Great epic campaign ideas are fantastic, but on their own, they don't make much of a game. From my own personal experience, great ideas can be a trap. My best campaigns have been almost entirely improvised, whereas my biggest campaign idea turned quickly into the worst failure ever.
Engage the players right now, not later
This is the most important thing at the start of the campaign. I had great plans for the future (not to mentioned a pretty cool history of the world), but nothing really cool to engage the players right now. It's a game. It needs to be fun right from the start, or they lose interest. And you might not even get to the end.
With orcs as the main theme, it makes sense to start with some orc attacks, which can be fine (though whether just combat works for your players depends on their taste!). Drop early hints that these are not your usual rampaging orcs. Perhaps they aim for libraries and other centers of learning (do they burn them to hurt human knowledge, or steal them for their own use?). Perhaps they use subtle, complex strategies. Perhaps they meet orcs that are surprisingly eloquent and intelligent (contrary to what they and everybody else knows about orcs), and yet wants them dead. Or maybe he has some far more cunning scheme, and leads the PCs down some seemingly helpful quest that will ultimately doom mankind.
Will the players reason with orcs? Will it blow up in their faces? Will they prove themselves to be far more brutal, unreasonable monsters than the orcs? Don't save all the good stuff until the end. The more good stuff you give them early on, the more awesome stuff will automatically develop for the rest of the campaign.
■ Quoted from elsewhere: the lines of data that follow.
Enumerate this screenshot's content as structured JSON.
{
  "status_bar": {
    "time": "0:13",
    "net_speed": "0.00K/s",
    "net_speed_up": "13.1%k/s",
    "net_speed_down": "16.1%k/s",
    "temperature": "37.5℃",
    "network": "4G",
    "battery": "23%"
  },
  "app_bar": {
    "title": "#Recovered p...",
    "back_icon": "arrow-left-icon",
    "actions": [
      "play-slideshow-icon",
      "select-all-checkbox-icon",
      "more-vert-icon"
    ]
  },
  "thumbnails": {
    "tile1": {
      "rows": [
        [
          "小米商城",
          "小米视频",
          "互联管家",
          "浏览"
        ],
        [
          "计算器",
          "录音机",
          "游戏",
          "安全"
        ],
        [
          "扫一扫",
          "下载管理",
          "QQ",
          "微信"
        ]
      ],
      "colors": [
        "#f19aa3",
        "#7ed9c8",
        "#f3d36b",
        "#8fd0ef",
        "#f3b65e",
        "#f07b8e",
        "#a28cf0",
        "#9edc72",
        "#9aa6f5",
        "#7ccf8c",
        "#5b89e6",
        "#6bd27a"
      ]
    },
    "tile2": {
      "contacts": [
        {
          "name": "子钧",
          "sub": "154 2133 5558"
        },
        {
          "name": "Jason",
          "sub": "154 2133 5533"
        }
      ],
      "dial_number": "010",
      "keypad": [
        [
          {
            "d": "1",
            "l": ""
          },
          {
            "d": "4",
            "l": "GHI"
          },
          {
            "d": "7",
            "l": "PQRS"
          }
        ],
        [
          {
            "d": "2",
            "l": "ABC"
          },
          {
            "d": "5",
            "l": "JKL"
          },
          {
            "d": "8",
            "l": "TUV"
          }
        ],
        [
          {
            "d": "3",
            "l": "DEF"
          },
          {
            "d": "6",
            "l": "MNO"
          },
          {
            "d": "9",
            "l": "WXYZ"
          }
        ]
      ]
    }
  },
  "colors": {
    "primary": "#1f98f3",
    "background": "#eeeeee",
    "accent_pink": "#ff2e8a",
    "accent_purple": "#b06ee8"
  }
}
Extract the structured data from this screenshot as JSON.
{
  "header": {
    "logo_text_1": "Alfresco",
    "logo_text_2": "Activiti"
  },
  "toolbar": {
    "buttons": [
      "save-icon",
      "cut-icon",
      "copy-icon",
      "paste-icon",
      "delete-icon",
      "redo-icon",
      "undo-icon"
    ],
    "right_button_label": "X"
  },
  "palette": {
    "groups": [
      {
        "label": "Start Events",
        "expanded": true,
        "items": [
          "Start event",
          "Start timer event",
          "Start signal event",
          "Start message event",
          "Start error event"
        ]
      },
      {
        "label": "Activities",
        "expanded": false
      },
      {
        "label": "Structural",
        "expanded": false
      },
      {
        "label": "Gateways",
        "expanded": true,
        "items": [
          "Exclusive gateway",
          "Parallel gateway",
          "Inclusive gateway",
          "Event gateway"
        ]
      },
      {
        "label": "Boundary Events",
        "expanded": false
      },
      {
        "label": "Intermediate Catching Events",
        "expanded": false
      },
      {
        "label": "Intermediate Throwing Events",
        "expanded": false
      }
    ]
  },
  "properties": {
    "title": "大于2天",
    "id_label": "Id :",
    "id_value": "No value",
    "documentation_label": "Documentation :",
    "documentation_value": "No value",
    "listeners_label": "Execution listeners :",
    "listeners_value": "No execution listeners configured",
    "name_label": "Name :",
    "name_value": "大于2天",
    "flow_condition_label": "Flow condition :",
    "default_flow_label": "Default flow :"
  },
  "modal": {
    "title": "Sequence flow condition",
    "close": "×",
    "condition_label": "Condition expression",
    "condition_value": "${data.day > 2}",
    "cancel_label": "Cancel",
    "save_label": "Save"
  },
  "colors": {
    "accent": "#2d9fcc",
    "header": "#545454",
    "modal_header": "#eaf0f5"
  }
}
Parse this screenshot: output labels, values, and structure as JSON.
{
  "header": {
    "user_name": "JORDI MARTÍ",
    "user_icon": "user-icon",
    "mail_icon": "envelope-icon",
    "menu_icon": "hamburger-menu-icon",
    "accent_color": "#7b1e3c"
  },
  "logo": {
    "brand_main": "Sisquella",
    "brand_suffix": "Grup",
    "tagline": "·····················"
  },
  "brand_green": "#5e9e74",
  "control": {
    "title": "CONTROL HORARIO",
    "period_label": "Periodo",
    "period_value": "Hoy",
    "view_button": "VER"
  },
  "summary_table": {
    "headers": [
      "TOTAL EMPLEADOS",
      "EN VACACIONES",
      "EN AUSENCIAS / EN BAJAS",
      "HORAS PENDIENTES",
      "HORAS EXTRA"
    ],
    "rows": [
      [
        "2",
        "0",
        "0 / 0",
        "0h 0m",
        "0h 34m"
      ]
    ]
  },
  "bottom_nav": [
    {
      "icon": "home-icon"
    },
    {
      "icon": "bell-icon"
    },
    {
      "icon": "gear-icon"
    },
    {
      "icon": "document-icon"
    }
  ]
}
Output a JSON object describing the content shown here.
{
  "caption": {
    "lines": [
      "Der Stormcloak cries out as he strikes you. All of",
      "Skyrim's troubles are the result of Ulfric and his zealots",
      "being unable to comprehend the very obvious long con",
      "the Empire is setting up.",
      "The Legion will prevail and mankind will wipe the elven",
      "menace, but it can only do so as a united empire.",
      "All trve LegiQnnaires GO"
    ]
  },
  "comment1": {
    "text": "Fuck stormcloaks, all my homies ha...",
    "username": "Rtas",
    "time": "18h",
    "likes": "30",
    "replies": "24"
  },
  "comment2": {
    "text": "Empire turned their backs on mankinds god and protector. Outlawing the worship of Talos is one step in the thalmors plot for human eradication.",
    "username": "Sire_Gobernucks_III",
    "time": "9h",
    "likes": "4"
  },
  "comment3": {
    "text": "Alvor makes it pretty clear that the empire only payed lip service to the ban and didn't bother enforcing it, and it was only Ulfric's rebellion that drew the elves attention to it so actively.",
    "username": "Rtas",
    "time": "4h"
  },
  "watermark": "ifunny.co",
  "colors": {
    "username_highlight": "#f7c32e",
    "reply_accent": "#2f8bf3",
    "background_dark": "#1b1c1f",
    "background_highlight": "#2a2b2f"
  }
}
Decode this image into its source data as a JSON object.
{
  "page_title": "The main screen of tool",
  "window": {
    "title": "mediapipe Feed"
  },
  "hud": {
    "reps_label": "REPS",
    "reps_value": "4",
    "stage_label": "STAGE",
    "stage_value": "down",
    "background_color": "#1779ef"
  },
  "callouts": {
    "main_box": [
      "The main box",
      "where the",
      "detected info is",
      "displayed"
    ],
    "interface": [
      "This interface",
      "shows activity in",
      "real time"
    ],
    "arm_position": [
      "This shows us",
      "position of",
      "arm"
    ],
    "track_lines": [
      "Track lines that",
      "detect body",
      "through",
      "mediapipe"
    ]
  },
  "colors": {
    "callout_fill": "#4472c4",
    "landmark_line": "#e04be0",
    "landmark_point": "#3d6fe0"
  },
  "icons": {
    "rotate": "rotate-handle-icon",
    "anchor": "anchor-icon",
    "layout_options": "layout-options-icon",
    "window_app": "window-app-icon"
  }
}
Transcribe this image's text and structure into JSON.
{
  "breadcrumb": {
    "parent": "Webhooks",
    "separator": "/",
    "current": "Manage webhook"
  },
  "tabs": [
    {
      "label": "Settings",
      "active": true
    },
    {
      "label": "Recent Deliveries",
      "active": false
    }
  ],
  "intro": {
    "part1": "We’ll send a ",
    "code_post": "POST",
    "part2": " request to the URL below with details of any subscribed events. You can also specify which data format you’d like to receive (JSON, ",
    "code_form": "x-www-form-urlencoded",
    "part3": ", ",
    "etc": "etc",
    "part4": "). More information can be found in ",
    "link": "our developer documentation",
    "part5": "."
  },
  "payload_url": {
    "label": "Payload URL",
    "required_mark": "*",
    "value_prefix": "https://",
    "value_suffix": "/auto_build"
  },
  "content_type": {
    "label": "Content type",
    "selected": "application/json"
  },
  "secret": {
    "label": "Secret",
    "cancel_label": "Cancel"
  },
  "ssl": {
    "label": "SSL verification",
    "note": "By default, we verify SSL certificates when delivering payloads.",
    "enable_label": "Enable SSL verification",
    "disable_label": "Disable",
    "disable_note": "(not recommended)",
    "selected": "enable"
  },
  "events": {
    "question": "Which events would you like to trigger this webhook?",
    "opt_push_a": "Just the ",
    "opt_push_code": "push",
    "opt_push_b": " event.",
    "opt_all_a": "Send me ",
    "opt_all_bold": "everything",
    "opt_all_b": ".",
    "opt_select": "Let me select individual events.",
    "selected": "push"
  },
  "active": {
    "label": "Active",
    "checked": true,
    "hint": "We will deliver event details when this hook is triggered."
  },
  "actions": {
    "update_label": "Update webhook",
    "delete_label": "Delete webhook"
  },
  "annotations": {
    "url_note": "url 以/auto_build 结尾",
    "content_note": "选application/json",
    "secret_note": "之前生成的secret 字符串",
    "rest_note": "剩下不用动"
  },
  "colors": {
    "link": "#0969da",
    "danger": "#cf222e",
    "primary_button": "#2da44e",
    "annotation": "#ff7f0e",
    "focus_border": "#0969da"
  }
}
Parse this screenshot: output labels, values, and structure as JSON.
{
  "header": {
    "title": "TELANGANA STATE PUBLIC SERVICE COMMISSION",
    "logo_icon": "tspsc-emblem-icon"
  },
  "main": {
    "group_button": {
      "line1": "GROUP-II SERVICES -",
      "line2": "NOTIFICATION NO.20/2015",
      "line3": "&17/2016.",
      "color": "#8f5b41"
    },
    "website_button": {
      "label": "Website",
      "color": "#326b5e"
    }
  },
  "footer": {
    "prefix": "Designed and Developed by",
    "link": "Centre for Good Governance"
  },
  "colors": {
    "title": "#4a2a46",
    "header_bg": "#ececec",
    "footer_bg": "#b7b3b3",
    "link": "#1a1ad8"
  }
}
Don't plan plot. Plan encounters.
Plot is what automatically develops during the best campaigns. Planning it all out in advance is impossible, and trying will lead the players down a boring railroad. Instead, plan interesting encounters from which plot develops automatically.
Your idea to have them choose whether they should fight orc dominance or accept the now civilized orcs is great, but don't save that for the end. By the time you get to the end (if you ever get there), you'll have tons of other cool ideas. Lead with the cool ideas you have right now. Resolving those will lead to far more awesome ideas later, that you couldn't possibly have thought of up front.
The short term moral decisions
So my advice is: forget what plans you have for what fates the players hold in their hands later in the campaign, think about what decisions they will take early on (and worry later about how they impact the later parts of your campaign). Will they kill even the most civilized orcs they meet, thereby justifying the orcs' intention to wipe out humanity? (Would peace have been possible hadn't this band of adventurers so attrociously murdered so many orcs?) Or will they try to work with the orcs, thereby possible helping them with their unexpectedly subtle schemes? (Could the final doom have been prevented had they not trusted the orcs?) Whatever decision the players make, can drive the rest of the campaign.
The short term clues and puzzles
Of course moral decisions are only one of the levels on which to engage them. Puzzles, clues, gathering information, are another:
Drop lots of clues. Never be stingy with clues. Watch how they piece them together. That too can create new truths about your campaign world. Are the orcs mainly interested in centers of learning? Do they steal them or burn them? Do their seemingly random raids disrupt trade and communication, isolating human/demi-human nations from each other? What are the patterns? What are they looking for? These are pretty strategic in scope, and maybe more relevant later in the campaign, but early clues can be relevant early on, if orcs attack a library or raid a vital caravan. It's possible they're looking for something really specific, like a book on orc history or the orc psyche or something. Or some ritual or artifact that will make orcs smarter.
The short term fights
Of course it wouldn't be D&D without something to hit. What they're going to fight seems obvious: orcs. But where? And why? What's it about? What is at stake? Make them interesting. Use them to drop clues or make decisions. And it may be interesting to fight something other than orcs. Maybe they're not fighting the orcs directly, but other monsters (or people!) affected by the orcs, displaced by them, allied to them, being exterminated by them. That too can drop clues about what the orcs are up to.